—The Greek Star
“A great tale as the whodunit and the ‘Greek Lourdes’ island make for a winning combination…Action-packed fans will relish this trip to the Aegean.”
“Jeffrey Siger’s books appeal to all sorts of readers…a multi-leveled puzzle…a mini trip to the ‘real’ Greece…a satisfying read on every level.”
—Best Sellers World
“This fast-moving story set in modern Greece…is quite an upbeat book. You can almost smell the sea air and feel the bright sun of the Cyclades on your head as you read.”
—New Mystery Reader
“Yet another well written, page-turning who-dun-it… Jeffrey Siger’s writing is captivating.”
“Siger’s books have a richness lacking in many mysteries. Target: Tinos just adds to Jeffrey Siger’s reputation as a storyteller who can bring a country, and a mystery, to life.”
—Lesa’s Book Critiques
“A definite keeper…I am a history buff and this author definitely knows his subject. This book is a gem and is an exciting read.”
—The Feathered Quill
“I have enjoyed all four of these books and recommend each of them as a very good read.”
“I found this police procedural hard to put down…Highly recommended.”
“Highly recommended…compelling, well-crafted police procedural…in which all of his country’s problems seemingly converge into one case.”
—Mystery Scene Magazine
“Target: Tinos is a thrilling, culturally-packed ride through the underbelly of Greece’s immigrant society…delivers exactly what suspense novel fans love and expect from their favorite books!”
“One reads Siger’s books not only to see Andreas and his sidekicks solve a crime, but also to learn about Greek history, culture, and current issues… This book is a wonderful read…terrific.”
—Read Me Deadly
Revenge or Death.

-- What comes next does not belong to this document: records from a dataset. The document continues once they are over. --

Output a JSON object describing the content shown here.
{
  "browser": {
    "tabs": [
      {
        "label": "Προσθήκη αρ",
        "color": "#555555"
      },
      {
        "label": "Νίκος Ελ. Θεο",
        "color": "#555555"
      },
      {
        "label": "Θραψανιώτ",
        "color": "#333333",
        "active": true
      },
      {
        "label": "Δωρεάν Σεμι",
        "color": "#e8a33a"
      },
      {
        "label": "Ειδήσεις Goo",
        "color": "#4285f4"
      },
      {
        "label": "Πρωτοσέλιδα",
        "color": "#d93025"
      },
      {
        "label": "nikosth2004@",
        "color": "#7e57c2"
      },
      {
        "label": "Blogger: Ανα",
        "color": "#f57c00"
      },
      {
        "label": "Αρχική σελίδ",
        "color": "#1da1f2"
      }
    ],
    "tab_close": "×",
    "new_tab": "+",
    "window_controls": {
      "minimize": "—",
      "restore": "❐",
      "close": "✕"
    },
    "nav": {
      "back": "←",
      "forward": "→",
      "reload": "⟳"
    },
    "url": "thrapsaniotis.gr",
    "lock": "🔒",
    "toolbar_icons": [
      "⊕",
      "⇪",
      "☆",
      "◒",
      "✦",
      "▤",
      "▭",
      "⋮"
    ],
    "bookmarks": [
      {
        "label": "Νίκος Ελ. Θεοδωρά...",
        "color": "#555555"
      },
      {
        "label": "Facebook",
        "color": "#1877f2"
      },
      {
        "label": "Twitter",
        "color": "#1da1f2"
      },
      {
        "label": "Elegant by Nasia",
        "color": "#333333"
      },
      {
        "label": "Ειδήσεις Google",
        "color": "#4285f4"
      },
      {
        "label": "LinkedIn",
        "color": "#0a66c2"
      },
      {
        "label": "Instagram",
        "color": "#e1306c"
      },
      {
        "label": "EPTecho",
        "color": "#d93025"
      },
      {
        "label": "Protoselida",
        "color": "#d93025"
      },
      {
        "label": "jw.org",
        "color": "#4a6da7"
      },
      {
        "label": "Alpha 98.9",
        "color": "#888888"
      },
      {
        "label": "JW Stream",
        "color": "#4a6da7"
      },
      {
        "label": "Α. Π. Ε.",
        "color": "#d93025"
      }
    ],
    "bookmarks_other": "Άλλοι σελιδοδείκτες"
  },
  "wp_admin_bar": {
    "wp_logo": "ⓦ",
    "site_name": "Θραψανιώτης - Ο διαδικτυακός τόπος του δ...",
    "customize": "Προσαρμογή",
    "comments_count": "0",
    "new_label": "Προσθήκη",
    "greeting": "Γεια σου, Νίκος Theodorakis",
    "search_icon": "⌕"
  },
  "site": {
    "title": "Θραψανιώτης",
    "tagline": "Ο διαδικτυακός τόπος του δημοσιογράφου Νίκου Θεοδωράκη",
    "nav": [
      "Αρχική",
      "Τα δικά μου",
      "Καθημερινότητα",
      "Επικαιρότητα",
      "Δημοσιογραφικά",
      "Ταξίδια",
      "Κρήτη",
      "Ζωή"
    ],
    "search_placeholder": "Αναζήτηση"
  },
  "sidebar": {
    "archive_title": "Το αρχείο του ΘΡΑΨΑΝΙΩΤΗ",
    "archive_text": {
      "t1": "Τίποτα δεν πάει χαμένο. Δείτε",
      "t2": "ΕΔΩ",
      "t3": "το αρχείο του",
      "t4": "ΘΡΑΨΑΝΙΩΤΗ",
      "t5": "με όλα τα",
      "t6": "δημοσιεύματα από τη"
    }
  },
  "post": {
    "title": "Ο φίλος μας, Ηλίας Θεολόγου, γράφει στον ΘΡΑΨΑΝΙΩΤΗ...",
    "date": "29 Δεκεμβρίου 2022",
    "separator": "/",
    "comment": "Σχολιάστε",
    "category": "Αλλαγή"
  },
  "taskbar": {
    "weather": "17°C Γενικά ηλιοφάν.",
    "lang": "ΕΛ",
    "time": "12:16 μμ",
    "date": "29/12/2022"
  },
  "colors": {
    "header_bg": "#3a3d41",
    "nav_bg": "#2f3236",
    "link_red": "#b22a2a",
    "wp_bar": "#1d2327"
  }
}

That was all that the note said. It was found protected in a cylinder chained to the steering wheel of a van set on fire sometime before dawn. In the rear of the van was another surprise wrapped in chains: the remains of two bodies charred beyond recognition amid bits and pieces of an incinerated Greek flag.
“Freedom or Death” was Greece’s national motto and by noon enraged network talking heads relentlessly decried the horror as a national sacrilege, with shouts of justice for the yet unidentified victims and merciless punishment for those “unwelcome foreign elements” tearing asunder the fabric of Greek culture with “their criminal ways.” It did not matter that no one knew the truth.

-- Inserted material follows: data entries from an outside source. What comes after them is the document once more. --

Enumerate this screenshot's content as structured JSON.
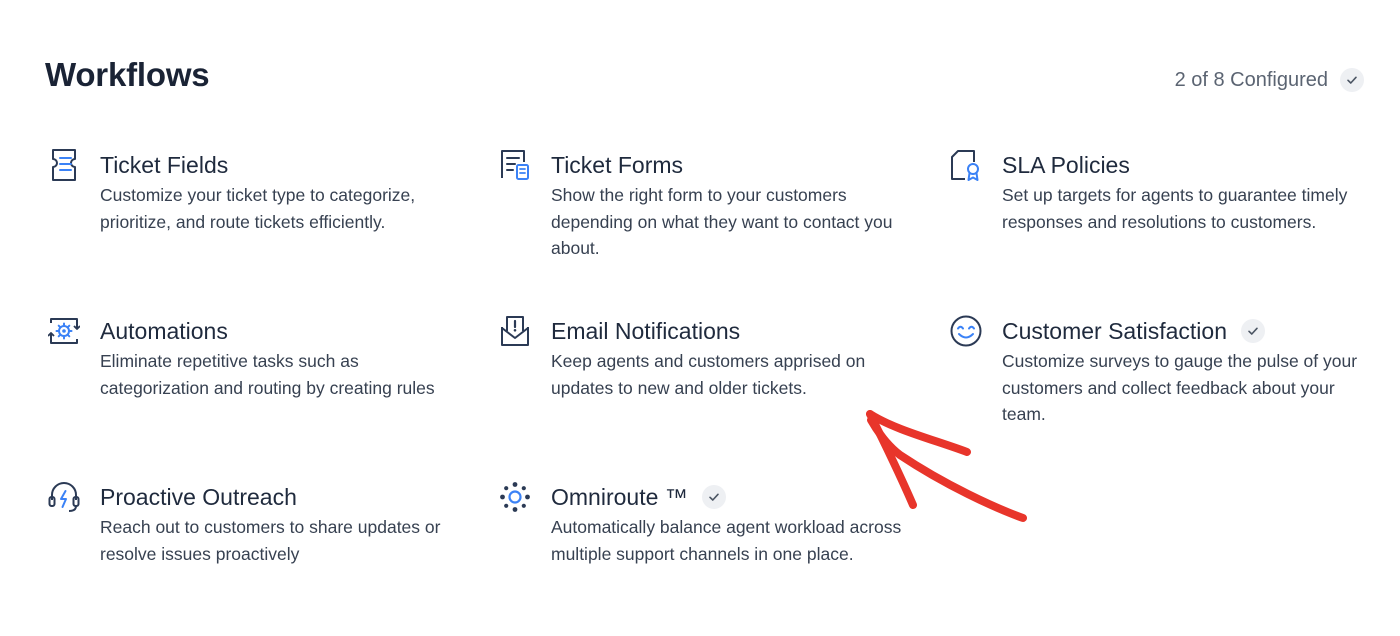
{
  "header": {
    "title": "Workflows",
    "progress_text": "2 of 8 Configured"
  },
  "cards": [
    {
      "icon": "ticket-fields-icon",
      "title": "Ticket Fields",
      "configured": false,
      "description": "Customize your ticket type to categorize, prioritize, and route tickets efficiently."
    },
    {
      "icon": "ticket-forms-icon",
      "title": "Ticket Forms",
      "configured": false,
      "description": "Show the right form to your customers depending on what they want to contact you about."
    },
    {
      "icon": "sla-policies-icon",
      "title": "SLA Policies",
      "configured": false,
      "description": "Set up targets for agents to guarantee timely responses and resolutions to customers."
    },
    {
      "icon": "automations-icon",
      "title": "Automations",
      "configured": false,
      "description": "Eliminate repetitive tasks such as categorization and routing by creating rules"
    },
    {
      "icon": "email-notifications-icon",
      "title": "Email Notifications",
      "configured": false,
      "description": "Keep agents and customers apprised on updates to new and older tickets."
    },
    {
      "icon": "customer-satisfaction-icon",
      "title": "Customer Satisfaction",
      "configured": true,
      "description": "Customize surveys to gauge the pulse of your customers and collect feedback about your team."
    },
    {
      "icon": "proactive-outreach-icon",
      "title": "Proactive Outreach",
      "configured": false,
      "description": "Reach out to customers to share updates or resolve issues proactively"
    },
    {
      "icon": "omniroute-icon",
      "title": "Omniroute ™",
      "configured": true,
      "description": "Automatically balance agent workload across multiple support channels in one place."
    }
  ],
  "annotation": {
    "arrow_color": "#e8352b",
    "points_to": "Email Notifications"
  },
  "colors": {
    "icon_stroke": "#2b3a55",
    "icon_accent": "#3b82f6",
    "badge_bg": "#eef0f3"
  }
}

“I’m sorry, but I can’t make it,” Andreas yelled into his cell phone over the whipping helicopter rotors.
“We must have a bad connection. I could swear I just heard you say you ‘can’t make it’ to the only meeting I asked you to attend with our wedding planner.” Lila’s voice was in decidedly frosty counterpoint to the heavy, late morning air of July’s last days.
“You’re a lucky guy,” said Andreas’s boss, Greece’s minister of public order. “My wife would have killed me if I’d done something like that to her less than two weeks before our wedding.” He smiled.
“There’s still time.” Andreas attempted to force a smile. Twenty minutes until they reached Tinos. “You do realize the press will be waiting for us?”
“It is their duty to report this massacre. We’re talking about mass murder on the island of the Church of Panagia Evangelistria, the Lourdes of Greece.”
Andreas could tell the minister was rehearsing his pitch for the cameras. Andreas preferred listening to the rotors…
Andreas stared at his minister. “Let’s just try not to make any promises we can’t keep.”…
By the late afternoon the facts, or rather the lack thereof, started rolling in. No identifiable footprints or other signs were found in the area, the van had been stolen that night from the port without a clue as to who did it, and forensics could not identify either victim. Neither the curious present at the scene or snitches had anything to tell. There was not a lead to be found anywhere.
With [the minister] having nothing left to feed the press, the media followed its natural instincts and began clamoring for his head.
[The minister] had no idea what to do next. His limb seemed about sawed clear through and his career toasted to just this side of charcoal when two days later relatives of the victims stepped forward and identified the bodies: tsigani—known in other languages as Gypsies or Roma.
And with that the story seemed to fall off the face of the earth.
Lucky bastard, thought Andreas.
© Jeffrey Siger